◆ THE DATA
◆ ◆ ◆ ◆ ◆ ◆ ◆

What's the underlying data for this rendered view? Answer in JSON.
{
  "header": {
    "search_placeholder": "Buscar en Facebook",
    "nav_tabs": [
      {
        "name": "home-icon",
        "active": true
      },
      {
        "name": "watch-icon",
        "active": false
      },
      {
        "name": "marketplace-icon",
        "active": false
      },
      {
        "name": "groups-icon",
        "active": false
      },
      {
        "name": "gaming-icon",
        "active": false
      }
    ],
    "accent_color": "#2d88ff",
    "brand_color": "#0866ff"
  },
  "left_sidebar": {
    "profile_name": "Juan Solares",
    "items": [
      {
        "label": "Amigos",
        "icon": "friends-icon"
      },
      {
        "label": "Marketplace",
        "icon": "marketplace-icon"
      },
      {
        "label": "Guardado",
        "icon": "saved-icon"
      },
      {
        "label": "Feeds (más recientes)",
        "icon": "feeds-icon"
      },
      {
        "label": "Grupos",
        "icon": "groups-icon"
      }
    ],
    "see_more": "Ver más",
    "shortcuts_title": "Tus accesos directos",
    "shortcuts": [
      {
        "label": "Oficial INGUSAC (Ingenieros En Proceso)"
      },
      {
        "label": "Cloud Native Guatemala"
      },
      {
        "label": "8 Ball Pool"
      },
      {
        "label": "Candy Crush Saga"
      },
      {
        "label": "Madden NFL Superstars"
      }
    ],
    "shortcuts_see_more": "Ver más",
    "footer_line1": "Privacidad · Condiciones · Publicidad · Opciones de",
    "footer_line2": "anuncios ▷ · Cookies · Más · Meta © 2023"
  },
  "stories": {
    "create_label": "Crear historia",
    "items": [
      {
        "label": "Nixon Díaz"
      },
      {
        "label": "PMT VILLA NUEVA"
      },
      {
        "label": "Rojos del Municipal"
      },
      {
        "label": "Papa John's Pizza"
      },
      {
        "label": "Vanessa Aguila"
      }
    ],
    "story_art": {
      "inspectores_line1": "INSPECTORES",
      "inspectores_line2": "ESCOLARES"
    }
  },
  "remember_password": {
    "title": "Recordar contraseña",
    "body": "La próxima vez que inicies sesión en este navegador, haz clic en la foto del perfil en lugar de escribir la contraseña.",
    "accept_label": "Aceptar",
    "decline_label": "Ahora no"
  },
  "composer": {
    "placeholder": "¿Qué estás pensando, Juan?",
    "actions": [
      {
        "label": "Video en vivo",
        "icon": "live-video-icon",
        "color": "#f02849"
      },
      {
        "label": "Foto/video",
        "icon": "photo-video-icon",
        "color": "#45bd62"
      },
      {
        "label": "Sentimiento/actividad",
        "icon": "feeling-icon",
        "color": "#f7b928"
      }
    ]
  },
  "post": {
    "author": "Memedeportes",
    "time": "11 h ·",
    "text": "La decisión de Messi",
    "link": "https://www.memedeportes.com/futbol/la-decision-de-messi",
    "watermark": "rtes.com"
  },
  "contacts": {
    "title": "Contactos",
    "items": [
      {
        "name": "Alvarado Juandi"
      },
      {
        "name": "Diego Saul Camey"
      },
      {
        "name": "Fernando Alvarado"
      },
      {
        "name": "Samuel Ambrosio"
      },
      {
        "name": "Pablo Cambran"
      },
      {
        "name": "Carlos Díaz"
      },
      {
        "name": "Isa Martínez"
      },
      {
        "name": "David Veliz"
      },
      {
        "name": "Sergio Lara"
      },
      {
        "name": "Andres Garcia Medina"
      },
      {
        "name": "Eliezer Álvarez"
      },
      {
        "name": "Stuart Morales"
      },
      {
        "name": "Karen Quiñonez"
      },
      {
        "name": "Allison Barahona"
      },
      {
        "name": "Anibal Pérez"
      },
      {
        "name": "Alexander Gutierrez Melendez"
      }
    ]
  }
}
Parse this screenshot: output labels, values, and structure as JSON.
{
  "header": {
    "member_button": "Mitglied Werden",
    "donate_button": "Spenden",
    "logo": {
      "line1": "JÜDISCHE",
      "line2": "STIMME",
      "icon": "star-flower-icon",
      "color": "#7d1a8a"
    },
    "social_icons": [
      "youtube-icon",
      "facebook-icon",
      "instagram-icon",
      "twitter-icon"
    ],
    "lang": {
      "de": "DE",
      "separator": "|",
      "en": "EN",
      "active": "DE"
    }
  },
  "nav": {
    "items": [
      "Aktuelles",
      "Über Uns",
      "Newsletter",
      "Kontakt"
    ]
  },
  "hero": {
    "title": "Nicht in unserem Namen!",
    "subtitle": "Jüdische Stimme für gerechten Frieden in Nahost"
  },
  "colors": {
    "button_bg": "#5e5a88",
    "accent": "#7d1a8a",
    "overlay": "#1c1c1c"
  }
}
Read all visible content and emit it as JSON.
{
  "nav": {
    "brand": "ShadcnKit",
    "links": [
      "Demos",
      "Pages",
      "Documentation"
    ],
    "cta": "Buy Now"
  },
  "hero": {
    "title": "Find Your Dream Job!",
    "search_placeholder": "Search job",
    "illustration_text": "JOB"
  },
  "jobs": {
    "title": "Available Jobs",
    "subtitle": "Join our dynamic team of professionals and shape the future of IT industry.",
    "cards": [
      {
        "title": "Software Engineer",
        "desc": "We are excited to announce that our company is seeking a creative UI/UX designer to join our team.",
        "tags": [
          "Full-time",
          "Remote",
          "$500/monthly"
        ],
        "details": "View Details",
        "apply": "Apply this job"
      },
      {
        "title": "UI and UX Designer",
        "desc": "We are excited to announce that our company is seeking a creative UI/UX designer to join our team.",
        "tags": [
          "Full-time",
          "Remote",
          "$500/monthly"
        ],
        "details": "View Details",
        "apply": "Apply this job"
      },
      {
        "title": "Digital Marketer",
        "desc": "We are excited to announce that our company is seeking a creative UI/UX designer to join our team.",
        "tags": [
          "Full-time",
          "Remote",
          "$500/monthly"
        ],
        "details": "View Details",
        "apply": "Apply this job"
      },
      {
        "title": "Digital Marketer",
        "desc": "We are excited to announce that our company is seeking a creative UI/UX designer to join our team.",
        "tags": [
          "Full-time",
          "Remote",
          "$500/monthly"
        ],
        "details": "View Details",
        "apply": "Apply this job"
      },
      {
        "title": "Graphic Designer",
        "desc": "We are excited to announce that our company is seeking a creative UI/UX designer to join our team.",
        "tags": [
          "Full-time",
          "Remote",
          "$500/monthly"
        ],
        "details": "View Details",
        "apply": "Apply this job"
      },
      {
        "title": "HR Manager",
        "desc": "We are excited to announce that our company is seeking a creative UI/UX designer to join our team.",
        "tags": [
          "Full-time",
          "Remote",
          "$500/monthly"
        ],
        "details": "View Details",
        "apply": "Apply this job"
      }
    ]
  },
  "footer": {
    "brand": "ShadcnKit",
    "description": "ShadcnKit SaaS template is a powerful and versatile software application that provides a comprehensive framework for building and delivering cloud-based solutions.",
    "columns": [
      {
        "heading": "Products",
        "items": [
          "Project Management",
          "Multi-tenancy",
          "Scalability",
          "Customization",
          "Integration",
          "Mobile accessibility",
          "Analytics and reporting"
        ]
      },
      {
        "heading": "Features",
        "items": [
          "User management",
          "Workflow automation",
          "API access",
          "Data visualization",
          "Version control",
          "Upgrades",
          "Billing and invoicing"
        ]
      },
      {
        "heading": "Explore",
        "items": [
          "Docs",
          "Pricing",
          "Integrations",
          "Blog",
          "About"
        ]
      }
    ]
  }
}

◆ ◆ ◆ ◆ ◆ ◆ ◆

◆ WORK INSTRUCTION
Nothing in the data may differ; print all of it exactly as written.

◆ EXERCISE SOLUTION
What's the underlying data for this rendered view? Answer in JSON.
{
  "header": {
    "search_placeholder": "Buscar en Facebook",
    "nav_tabs": [
      {
        "name": "home-icon",
        "active": true
      },
      {
        "name": "watch-icon",
        "active": false
      },
      {
        "name": "marketplace-icon",
        "active": false
      },
      {
        "name": "groups-icon",
        "active": false
      },
      {
        "name": "gaming-icon",
        "active": false
      }
    ],
    "accent_color": "#2d88ff",
    "brand_color": "#0866ff"
  },
  "left_sidebar": {
    "profile_name": "Juan Solares",
    "items": [
      {
        "label": "Amigos",
        "icon": "friends-icon"
      },
      {
        "label": "Marketplace",
        "icon": "marketplace-icon"
      },
      {
        "label": "Guardado",
        "icon": "saved-icon"
      },
      {
        "label": "Feeds (más recientes)",
        "icon": "feeds-icon"
      },
      {
        "label": "Grupos",
        "icon": "groups-icon"
      }
    ],
    "see_more": "Ver más",
    "shortcuts_title": "Tus accesos directos",
    "shortcuts": [
      {
        "label": "Oficial INGUSAC (Ingenieros En Proceso)"
      },
      {
        "label": "Cloud Native Guatemala"
      },
      {
        "label": "8 Ball Pool"
      },
      {
        "label": "Candy Crush Saga"
      },
      {
        "label": "Madden NFL Superstars"
      }
    ],
    "shortcuts_see_more": "Ver más",
    "footer_line1": "Privacidad · Condiciones · Publicidad · Opciones de",
    "footer_line2": "anuncios ▷ · Cookies · Más · Meta © 2023"
  },
  "stories": {
    "create_label": "Crear historia",
    "items": [
      {
        "label": "Nixon Díaz"
      },
      {
        "label": "PMT VILLA NUEVA"
      },
      {
        "label": "Rojos del Municipal"
      },
      {
        "label": "Papa John's Pizza"
      },
      {
        "label": "Vanessa Aguila"
      }
    ],
    "story_art": {
      "inspectores_line1": "INSPECTORES",
      "inspectores_line2": "ESCOLARES"
    }
  },
  "remember_password": {
    "title": "Recordar contraseña",
    "body": "La próxima vez que inicies sesión en este navegador, haz clic en la foto del perfil en lugar de escribir la contraseña.",
    "accept_label": "Aceptar",
    "decline_label": "Ahora no"
  },
  "composer": {
    "placeholder": "¿Qué estás pensando, Juan?",
    "actions": [
      {
        "label": "Video en vivo",
        "icon": "live-video-icon",
        "color": "#f02849"
      },
      {
        "label": "Foto/video",
        "icon": "photo-video-icon",
        "color": "#45bd62"
      },
      {
        "label": "Sentimiento/actividad",
        "icon": "feeling-icon",
        "color": "#f7b928"
      }
    ]
  },
  "post": {
    "author": "Memedeportes",
    "time": "11 h ·",
    "text": "La decisión de Messi",
    "link": "https://www.memedeportes.com/futbol/la-decision-de-messi",
    "watermark": "rtes.com"
  },
  "contacts": {
    "title": "Contactos",
    "items": [
      {
        "name": "Alvarado Juandi"
      },
      {
        "name": "Diego Saul Camey"
      },
      {
        "name": "Fernando Alvarado"
      },
      {
        "name": "Samuel Ambrosio"
      },
      {
        "name": "Pablo Cambran"
      },
      {
        "name": "Carlos Díaz"
      },
      {
        "name": "Isa Martínez"
      },
      {
        "name": "David Veliz"
      },
      {
        "name": "Sergio Lara"
      },
      {
        "name": "Andres Garcia Medina"
      },
      {
        "name": "Eliezer Álvarez"
      },
      {
        "name": "Stuart Morales"
      },
      {
        "name": "Karen Quiñonez"
      },
      {
        "name": "Allison Barahona"
      },
      {
        "name": "Anibal Pérez"
      },
      {
        "name": "Alexander Gutierrez Melendez"
      }
    ]
  }
}
Parse this screenshot: output labels, values, and structure as JSON.
{
  "header": {
    "member_button": "Mitglied Werden",
    "donate_button": "Spenden",
    "logo": {
      "line1": "JÜDISCHE",
      "line2": "STIMME",
      "icon": "star-flower-icon",
      "color": "#7d1a8a"
    },
    "social_icons": [
      "youtube-icon",
      "facebook-icon",
      "instagram-icon",
      "twitter-icon"
    ],
    "lang": {
      "de": "DE",
      "separator": "|",
      "en": "EN",
      "active": "DE"
    }
  },
  "nav": {
    "items": [
      "Aktuelles",
      "Über Uns",
      "Newsletter",
      "Kontakt"
    ]
  },
  "hero": {
    "title": "Nicht in unserem Namen!",
    "subtitle": "Jüdische Stimme für gerechten Frieden in Nahost"
  },
  "colors": {
    "button_bg": "#5e5a88",
    "accent": "#7d1a8a",
    "overlay": "#1c1c1c"
  }
}
Read all visible content and emit it as JSON.
{
  "nav": {
    "brand": "ShadcnKit",
    "links": [
      "Demos",
      "Pages",
      "Documentation"
    ],
    "cta": "Buy Now"
  },
  "hero": {
    "title": "Find Your Dream Job!",
    "search_placeholder": "Search job",
    "illustration_text": "JOB"
  },
  "jobs": {
    "title": "Available Jobs",
    "subtitle": "Join our dynamic team of professionals and shape the future of IT industry.",
    "cards": [
      {
        "title": "Software Engineer",
        "desc": "We are excited to announce that our company is seeking a creative UI/UX designer to join our team.",
        "tags": [
          "Full-time",
          "Remote",
          "$500/monthly"
        ],
        "details": "View Details",
        "apply": "Apply this job"
      },
      {
        "title": "UI and UX Designer",
        "desc": "We are excited to announce that our company is seeking a creative UI/UX designer to join our team.",
        "tags": [
          "Full-time",
          "Remote",
          "$500/monthly"
        ],
        "details": "View Details",
        "apply": "Apply this job"
      },
      {
        "title": "Digital Marketer",
        "desc": "We are excited to announce that our company is seeking a creative UI/UX designer to join our team.",
        "tags": [
          "Full-time",
          "Remote",
          "$500/monthly"
        ],
        "details": "View Details",
        "apply": "Apply this job"
      },
      {
        "title": "Digital Marketer",
        "desc": "We are excited to announce that our company is seeking a creative UI/UX designer to join our team.",
        "tags": [
          "Full-time",
          "Remote",
          "$500/monthly"
        ],
        "details": "View Details",
        "apply": "Apply this job"
      },
      {
        "title": "Graphic Designer",
        "desc": "We are excited to announce that our company is seeking a creative UI/UX designer to join our team.",
        "tags": [
          "Full-time",
          "Remote",
          "$500/monthly"
        ],
        "details": "View Details",
        "apply": "Apply this job"
      },
      {
        "title": "HR Manager",
        "desc": "We are excited to announce that our company is seeking a creative UI/UX designer to join our team.",
        "tags": [
          "Full-time",
          "Remote",
          "$500/monthly"
        ],
        "details": "View Details",
        "apply": "Apply this job"
      }
    ]
  },
  "footer": {
    "brand": "ShadcnKit",
    "description": "ShadcnKit SaaS template is a powerful and versatile software application that provides a comprehensive framework for building and delivering cloud-based solutions.",
    "columns": [
      {
        "heading": "Products",
        "items": [
          "Project Management",
          "Multi-tenancy",
          "Scalability",
          "Customization",
          "Integration",
          "Mobile accessibility",
          "Analytics and reporting"
        ]
      },
      {
        "heading": "Features",
        "items": [
          "User management",
          "Workflow automation",
          "API access",
          "Data visualization",
          "Version control",
          "Upgrades",
          "Billing and invoicing"
        ]
      },
      {
        "heading": "Explore",
        "items": [
          "Docs",
          "Pricing",
          "Integrations",
          "Blog",
          "About"
        ]
      }
    ]
  }
}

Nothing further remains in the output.